The world is a different place now than it was a mere 11 years ago. My original 2007 iPhone doesn’t work anymore but looking back I still see that same industrial magic in iPhone X even though both phones are flat slabs with rounded corners. Look at how much has changed.
A year ago, on the cusp of iPhone X, I read that director Steven Soderbergh shot a movie entirely on an iPhone. Think about that for a moment. A feature length movie shot on an iPhone instead of using traditional film or expensive digital cameras like the RED MONSTRO 8K camera (recent iPhones can shoot 4K video).
Progress. Technological innovation, Apple style, is iterative and disruptive, though not necessarily at the same time or in any particular order. Iterative innovations are visible in the annual iPhone updates– camera, CPU, screen, iOS, etc– but combine year over year to produce a monumental difference in advancements within a decade.
Personal photographs from the early iPhones were anything but competitive to entry level DSLRs or point-and-shoot cameras of the era. Today’s iPhones are good enough to shoot movies and display HDR content; not to mention 4K video, slow-motion, and time-lapse. All in a device that fits into your pocket.
Along the way Apple also introduced more disruptive technology. Passwords were replaced with fingerprint scanners in Touch ID that is replace with facial recognition in Face ID, visible now in iPhone X. It just works. It’s Apple’s typical blend of convenience and security. How good will Face ID and the TrueDepth camera and sensor array be a decade from now?
To be honest, just a quick look backwards a few decades reveals startling changes. In a previous life just a few decades I worked for a small radio and TV commercial production company. Think giant video tape recorders, A-B roll, multi-track audio recorders, and all the associated equipment used by professionals of the era. Absolutely everything we could produce back then on very expensive cameras, tape recorders, and studio editing equipment can be produced today with a Mac, iPhone, and a decent microphone. And the Mac is there simply because it’s faster to edit video on the Mac’s larger screen than the iPhone’s screen. Swap out the Mac for an iPad and the capability and quality remains but at a lower price tag.

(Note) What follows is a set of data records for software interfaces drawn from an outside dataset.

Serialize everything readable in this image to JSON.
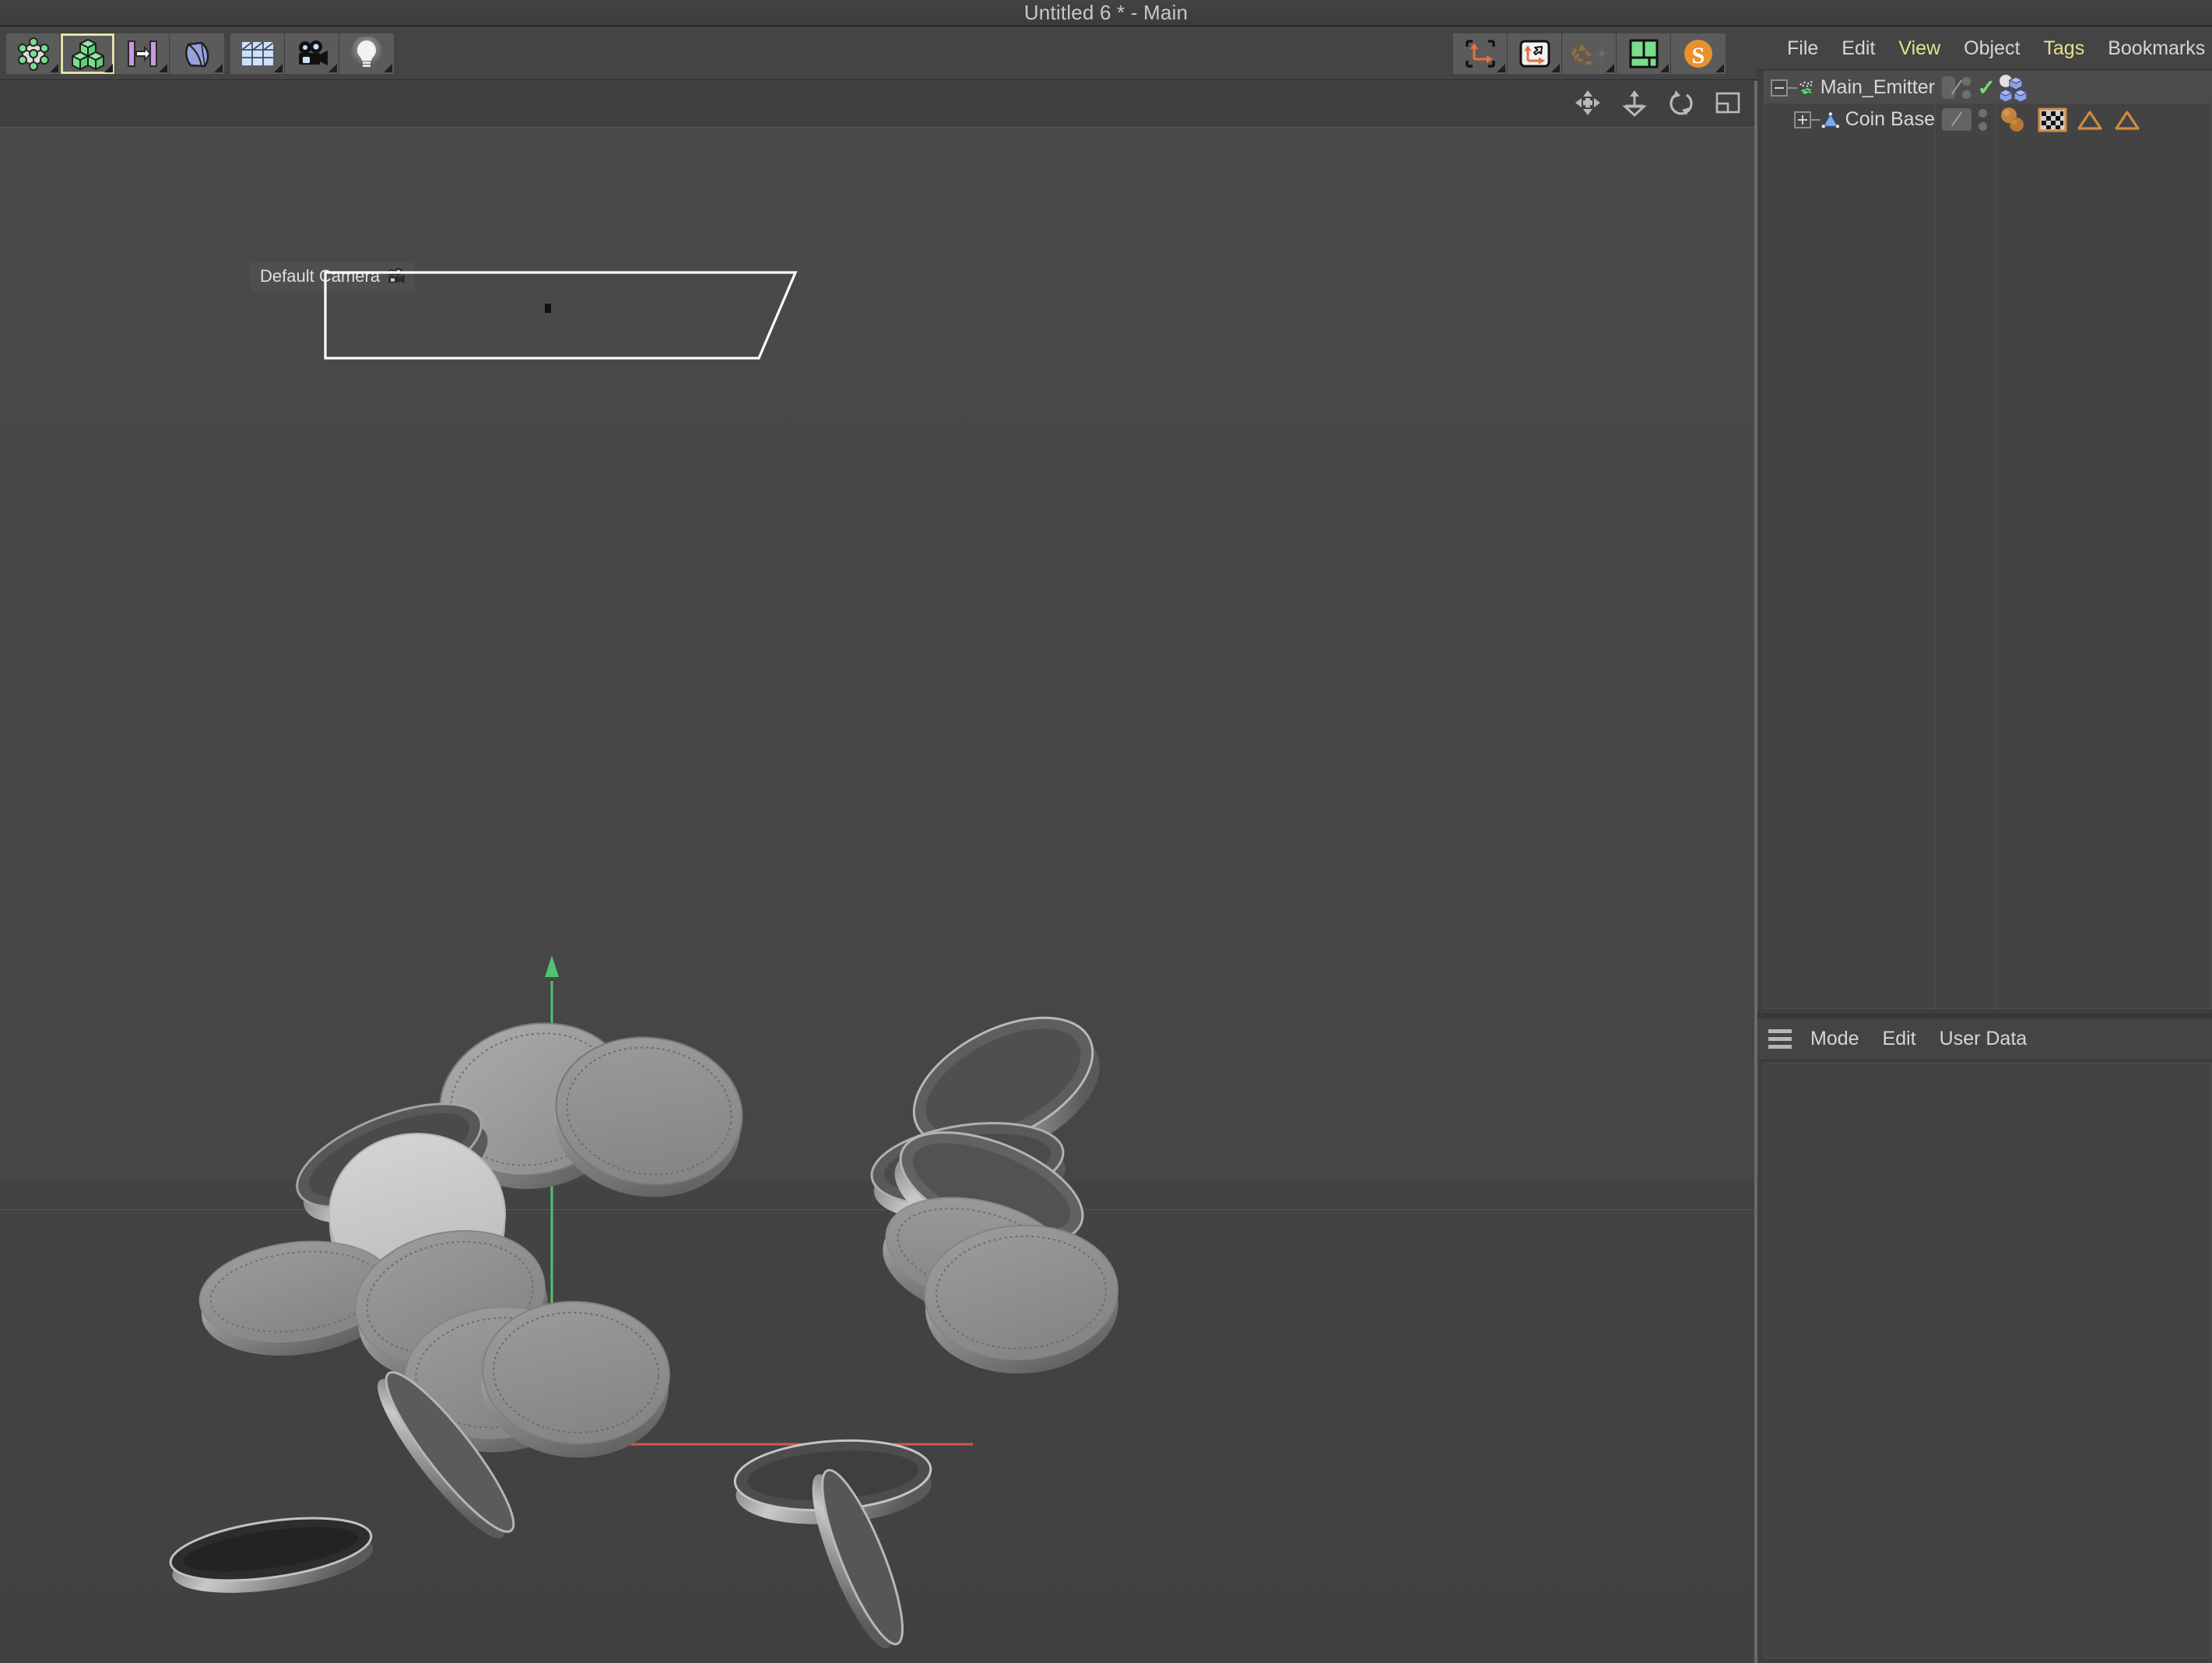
{
  "window": {
    "title": "Untitled 6 * - Main"
  },
  "toolbar": {
    "left_group": [
      {
        "name": "points-mode",
        "label": "Points"
      },
      {
        "name": "object-mode",
        "label": "Object",
        "selected": true
      },
      {
        "name": "model-axis-mode",
        "label": "Model / Axis"
      },
      {
        "name": "deformer-mode",
        "label": "Deformer"
      }
    ],
    "mid_group": [
      {
        "name": "floor-grid",
        "label": "Floor"
      },
      {
        "name": "camera",
        "label": "Camera"
      },
      {
        "name": "light",
        "label": "Light"
      }
    ],
    "right_group": [
      {
        "name": "world-axis",
        "label": "World Coordinate System"
      },
      {
        "name": "object-axis",
        "label": "Object Axis"
      },
      {
        "name": "render-settings",
        "label": "Render Settings"
      },
      {
        "name": "layout",
        "label": "Layout"
      },
      {
        "name": "substance",
        "label": "Substance"
      }
    ]
  },
  "viewport": {
    "camera_label": "Default Camera",
    "nav_buttons": [
      {
        "name": "pan-icon",
        "label": "Move"
      },
      {
        "name": "dolly-icon",
        "label": "Scale"
      },
      {
        "name": "rotate-icon",
        "label": "Rotate"
      },
      {
        "name": "viewport-layout-icon",
        "label": "Viewport Layout"
      }
    ],
    "axis_colors": {
      "x": "#d05a52",
      "y": "#4fc36f",
      "z": "#4a7fd6"
    },
    "background_color": "#474747",
    "emitter_wire_color": "#ffffff",
    "coin_count": 17
  },
  "object_manager": {
    "menu": [
      {
        "label": "File",
        "highlight": false
      },
      {
        "label": "Edit",
        "highlight": false
      },
      {
        "label": "View",
        "highlight": true
      },
      {
        "label": "Object",
        "highlight": false
      },
      {
        "label": "Tags",
        "highlight": true
      },
      {
        "label": "Bookmarks",
        "highlight": false
      }
    ],
    "objects": [
      {
        "name": "Main_Emitter",
        "icon": "emitter-icon",
        "expand": "minus",
        "depth": 0,
        "selected": true,
        "enable_check": true,
        "tags": [
          "cloner-matrix-tag"
        ]
      },
      {
        "name": "Coin Base",
        "icon": "polygon-object-icon",
        "expand": "plus",
        "depth": 1,
        "selected": false,
        "enable_check": false,
        "tags": [
          "material-tag",
          "texture-tag",
          "phong-tag",
          "phong-tag-2"
        ]
      }
    ]
  },
  "attribute_manager": {
    "menu": [
      {
        "label": "Mode"
      },
      {
        "label": "Edit"
      },
      {
        "label": "User Data"
      }
    ]
  }
}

For most of Apple’s customers, the iPhone is the center device in their lives; one that captures and stores and shares moments in photos and videos, but also allows people to connect with others almost anywhere in the world. That is a massive change that has occurred only in the last decade. More than 3-billion people have smartphones which do, in varying degrees of quality, what an iPhone X can do.
Now, let’s look back at that period from 2007 to now and give consideration to the changes we will see from 2018 to a decade later. What’s coming? Already we see Apple planting itself as the 4K HDR leader, a level of quality which will make many television stars and news reporters look like relics from a century ago. What else is coming? Apple Glasses? Health implants? And what effect will all these future changes have upon society? We’ve already seen an upheaval with the use of social media on our devices? Will totalitarian governments rule with an iron fist in a decade? Or, will there be mostly digital anarchy?
As Bob Dylan said, “The times they are-a-changin’.”